Report only how many lines of the records contain the word "name".

Saved data entries:
- - - - - - -
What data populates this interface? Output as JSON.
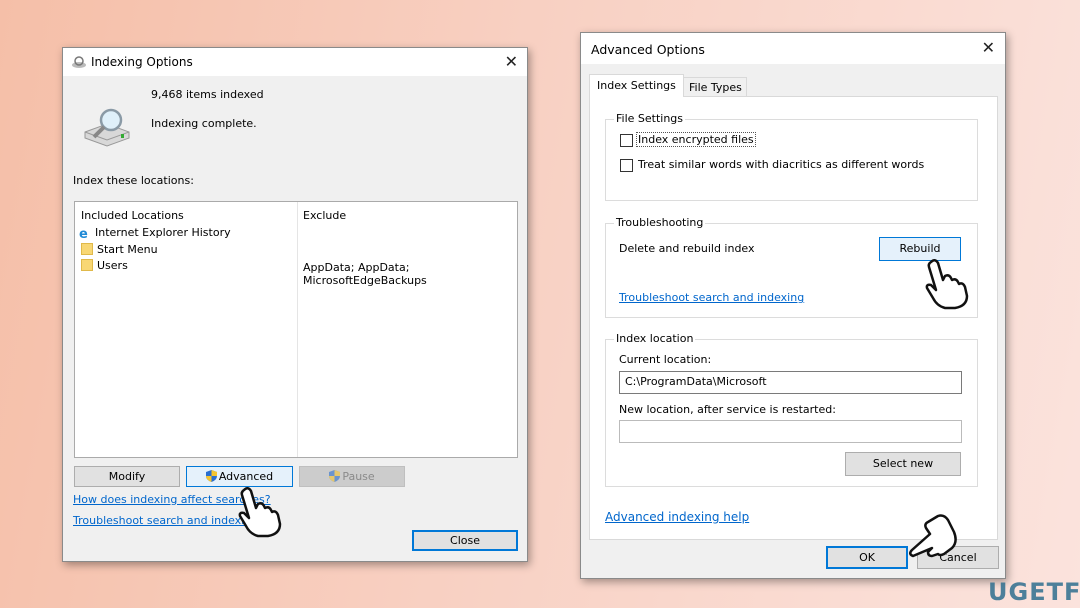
{
  "indexing_options": {
    "title": "Indexing Options",
    "items_indexed": "9,468 items indexed",
    "status": "Indexing complete.",
    "locations_label": "Index these locations:",
    "columns": {
      "included": "Included Locations",
      "exclude": "Exclude"
    },
    "locations": [
      {
        "name": "Internet Explorer History",
        "exclude": "",
        "icon": "internet-explorer-icon"
      },
      {
        "name": "Start Menu",
        "exclude": "",
        "icon": "folder-icon"
      },
      {
        "name": "Users",
        "exclude": "AppData; AppData; MicrosoftEdgeBackups",
        "icon": "folder-icon"
      }
    ],
    "buttons": {
      "modify": "Modify",
      "advanced": "Advanced",
      "pause": "Pause",
      "close": "Close"
    },
    "links": {
      "how_affect": "How does indexing affect searches?",
      "troubleshoot": "Troubleshoot search and indexing"
    }
  },
  "advanced_options": {
    "title": "Advanced Options",
    "tabs": [
      {
        "label": "Index Settings",
        "active": true
      },
      {
        "label": "File Types",
        "active": false
      }
    ],
    "file_settings": {
      "label": "File Settings",
      "options": [
        {
          "label": "Index encrypted files",
          "checked": false
        },
        {
          "label": "Treat similar words with diacritics as different words",
          "checked": false
        }
      ]
    },
    "troubleshooting": {
      "label": "Troubleshooting",
      "rebuild_text": "Delete and rebuild index",
      "rebuild_button": "Rebuild",
      "link": "Troubleshoot search and indexing"
    },
    "index_location": {
      "label": "Index location",
      "current_label": "Current location:",
      "current_value": "C:\\ProgramData\\Microsoft",
      "new_label": "New location, after service is restarted:",
      "new_value": "",
      "select_new": "Select new"
    },
    "help_link": "Advanced indexing help",
    "ok": "OK",
    "cancel": "Cancel"
  },
  "watermark": "UGETFIX",
  "colors": {
    "accent": "#0078d7",
    "link": "#0066cc",
    "watermark": "#2f6f8f"
  }
}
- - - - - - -
RESPONSE FOR THIS EXERCISE
3